FOUNDER OF THE ARVIGO (R) TECHNIQUES OF MAYA ABDOMINAL THERAPY
In 1983, Chicago native Rosita Arvigo, a doctor of Naprapathy (D.N.) began an intensive 12 year apprenticeship with one of the last living Maya shamans in Central America. Don Elijio Panti was already 90 years old when Arvigo began to study with him in his tiny, remote village of San Antonio in Western Belize, not far from the Guatemalan border.
Rosita learned about native healing plants, the Maya prayers, herbal bathing for physical and spiritual healing and the ancient technique of Maya abdominal massage, known simply as “la sobada” – the massage.
She watched her mentor’s deft and wrinkled hands massage thousands of abdomens with incredibly impressive results. Maya women often arrived on the doorstep of this humble clinic in groves and gaggles to have the old bush doctor massage their abdomens for relief of painful periods, headaches, tired legs, infertility and digestive upsets.
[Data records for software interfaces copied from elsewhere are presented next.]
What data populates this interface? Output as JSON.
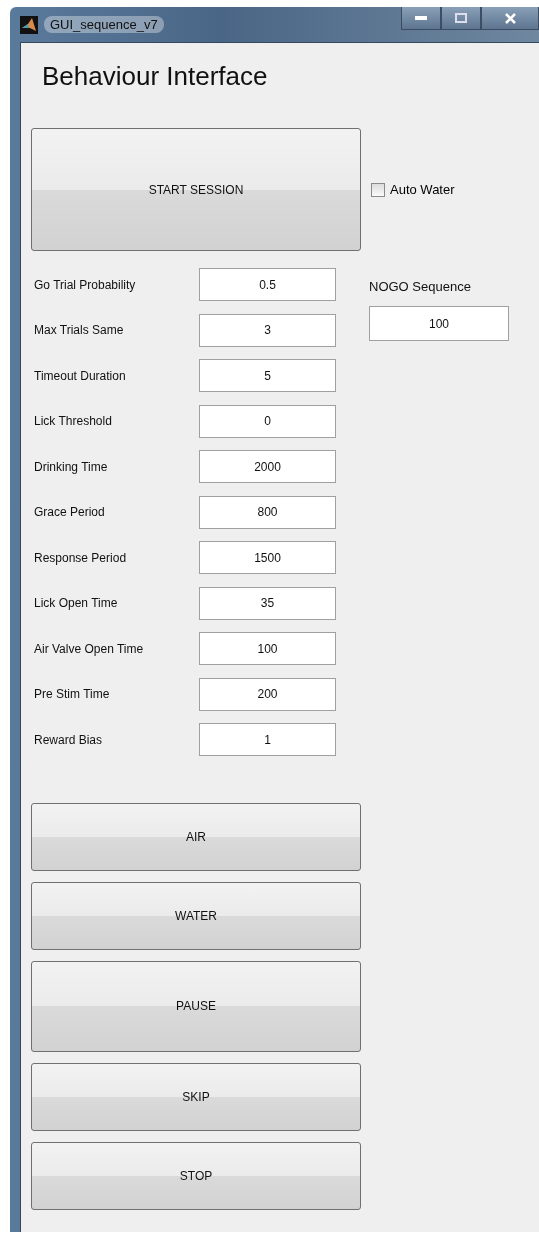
{
  "window": {
    "title": "GUI_sequence_v7"
  },
  "heading": "Behaviour Interface",
  "start_button": "START SESSION",
  "auto_water": {
    "label": "Auto Water",
    "checked": false
  },
  "parameters": [
    {
      "label": "Go Trial Probability",
      "value": "0.5"
    },
    {
      "label": "Max Trials Same",
      "value": "3"
    },
    {
      "label": "Timeout Duration",
      "value": "5"
    },
    {
      "label": "Lick Threshold",
      "value": "0"
    },
    {
      "label": "Drinking Time",
      "value": "2000"
    },
    {
      "label": "Grace Period",
      "value": "800"
    },
    {
      "label": "Response Period",
      "value": "1500"
    },
    {
      "label": "Lick Open Time",
      "value": "35"
    },
    {
      "label": "Air Valve Open Time",
      "value": "100"
    },
    {
      "label": "Pre Stim Time",
      "value": "200"
    },
    {
      "label": "Reward Bias",
      "value": "1"
    }
  ],
  "nogo_sequence": {
    "label": "NOGO Sequence",
    "value": "100"
  },
  "buttons": [
    "AIR",
    "WATER",
    "PAUSE",
    "SKIP",
    "STOP"
  ]
}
So impressed with the technique and its deeply healing results, Arvigo spent a decade researching the how’s and why’s of this Maya Massage System. She applied her knowledge of anatomy, physiology, herbology and her naprapathic training in damaged ligaments to establish a credible explanation of causes, signs, symptoms and successful treatments for both men and women.
Her husband concentrated on working with the men. “Eventually”, she says, “I specialised in ailments of women using these time-honoured bodywork techniques that alleviate and prevent some of our very common complaints. The best part, though, is that it shows there really is an accessible alternative to surgery and drugs for abdominal and pelvis complaints.”
Don Elijio passed away in 1996 at the age of 103. Rosita also studied with many local midwives, including Miss Hortence Robinson, a 73 year old herbal midwife of Belize who had been delivering babies since she was 13. Midwives and healers of Central America agree that most female troubles are caused by the wandering womb.
“If a woman’s uterus is out of balance, so is she,” – Don Elijio Panti